What this task involves: Your answer must be every line of the data below that holds the string "value", copied exactly.

Given data:
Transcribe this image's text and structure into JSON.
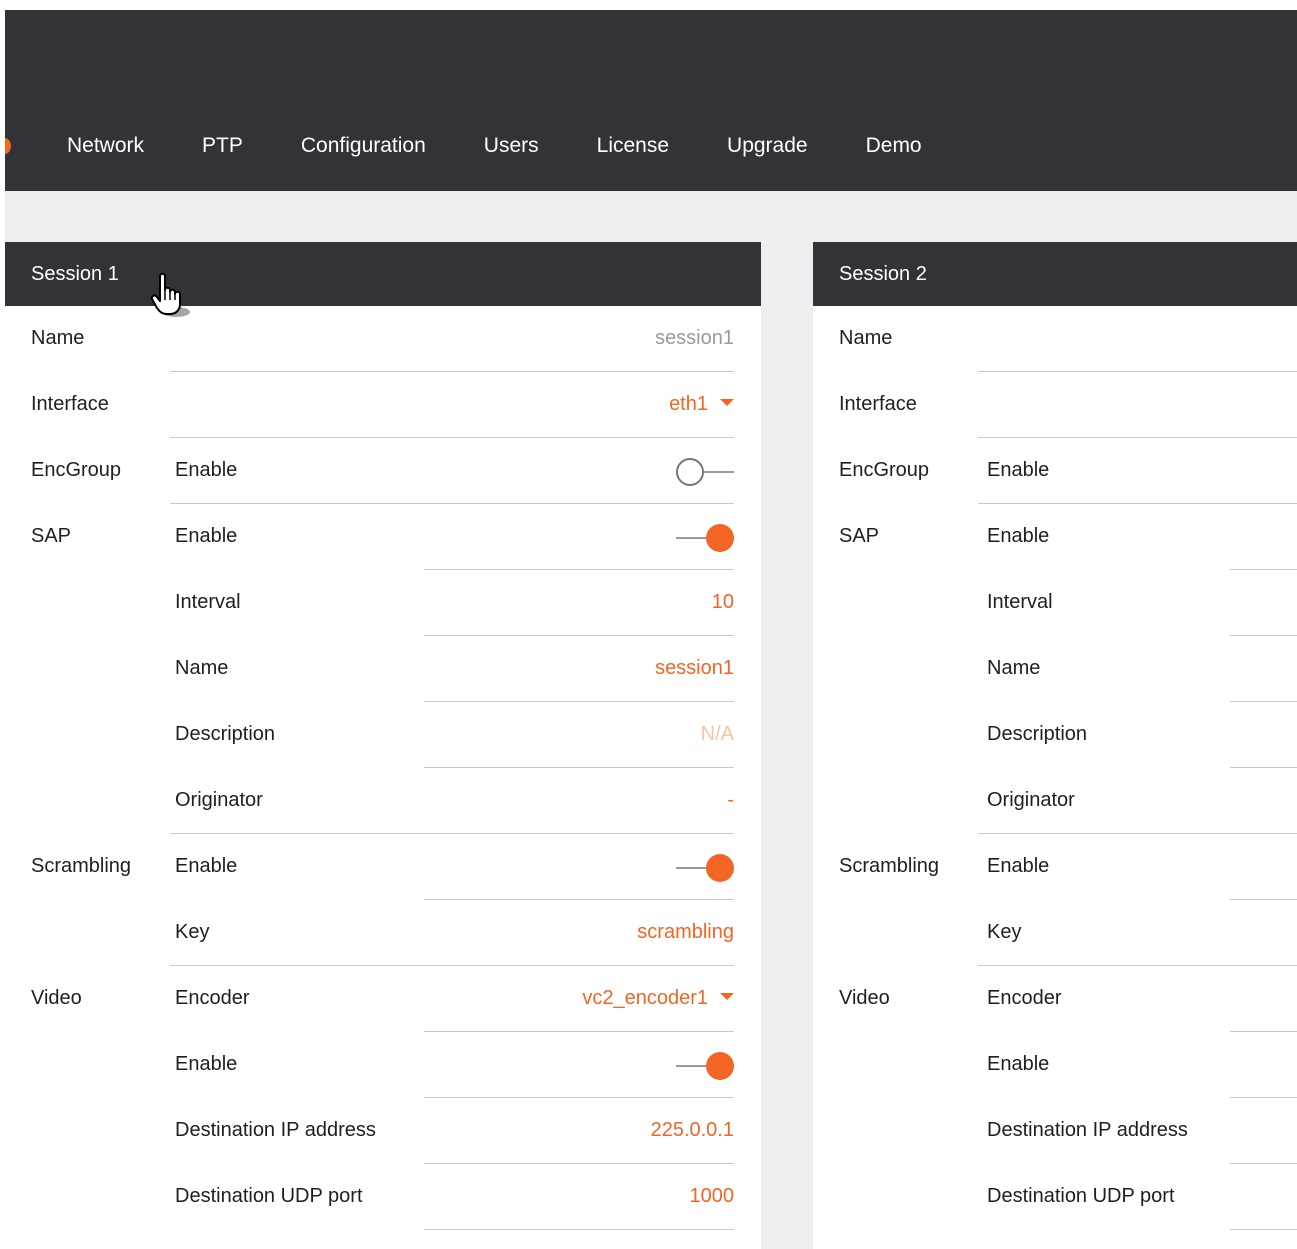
{
  "nav": {
    "items": [
      "Network",
      "PTP",
      "Configuration",
      "Users",
      "License",
      "Upgrade",
      "Demo"
    ]
  },
  "colors": {
    "accent": "#f26522",
    "topbar": "#323337",
    "background": "#eeeef0"
  },
  "sessions": [
    {
      "title": "Session 1",
      "rows": [
        {
          "group": "Name",
          "label": "",
          "type": "text",
          "value": "session1",
          "style": "muted"
        },
        {
          "group": "Interface",
          "label": "",
          "type": "select",
          "value": "eth1"
        },
        {
          "group": "EncGroup",
          "label": "Enable",
          "type": "toggle",
          "on": false
        },
        {
          "group": "SAP",
          "label": "Enable",
          "type": "toggle",
          "on": true
        },
        {
          "group": "",
          "label": "Interval",
          "type": "text",
          "value": "10"
        },
        {
          "group": "",
          "label": "Name",
          "type": "text",
          "value": "session1"
        },
        {
          "group": "",
          "label": "Description",
          "type": "text",
          "value": "N/A",
          "style": "faint"
        },
        {
          "group": "",
          "label": "Originator",
          "type": "text",
          "value": "-"
        },
        {
          "group": "Scrambling",
          "label": "Enable",
          "type": "toggle",
          "on": true
        },
        {
          "group": "",
          "label": "Key",
          "type": "text",
          "value": "scrambling"
        },
        {
          "group": "Video",
          "label": "Encoder",
          "type": "select",
          "value": "vc2_encoder1"
        },
        {
          "group": "",
          "label": "Enable",
          "type": "toggle",
          "on": true
        },
        {
          "group": "",
          "label": "Destination IP address",
          "type": "text",
          "value": "225.0.0.1"
        },
        {
          "group": "",
          "label": "Destination UDP port",
          "type": "text",
          "value": "1000"
        }
      ]
    },
    {
      "title": "Session 2",
      "rows": [
        {
          "group": "Name",
          "label": "",
          "type": "none"
        },
        {
          "group": "Interface",
          "label": "",
          "type": "none"
        },
        {
          "group": "EncGroup",
          "label": "Enable",
          "type": "none"
        },
        {
          "group": "SAP",
          "label": "Enable",
          "type": "none"
        },
        {
          "group": "",
          "label": "Interval",
          "type": "none"
        },
        {
          "group": "",
          "label": "Name",
          "type": "none"
        },
        {
          "group": "",
          "label": "Description",
          "type": "none"
        },
        {
          "group": "",
          "label": "Originator",
          "type": "none"
        },
        {
          "group": "Scrambling",
          "label": "Enable",
          "type": "none"
        },
        {
          "group": "",
          "label": "Key",
          "type": "none"
        },
        {
          "group": "Video",
          "label": "Encoder",
          "type": "none"
        },
        {
          "group": "",
          "label": "Enable",
          "type": "none"
        },
        {
          "group": "",
          "label": "Destination IP address",
          "type": "none"
        },
        {
          "group": "",
          "label": "Destination UDP port",
          "type": "none"
        }
      ]
    }
  ]
}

Task output:
          "value": "session1",
          "value": "eth1"
          "value": "10"
          "value": "session1"
          "value": "N/A",
          "value": "-"
          "value": "scrambling"
          "value": "vc2_encoder1"
          "value": "225.0.0.1"
          "value": "1000"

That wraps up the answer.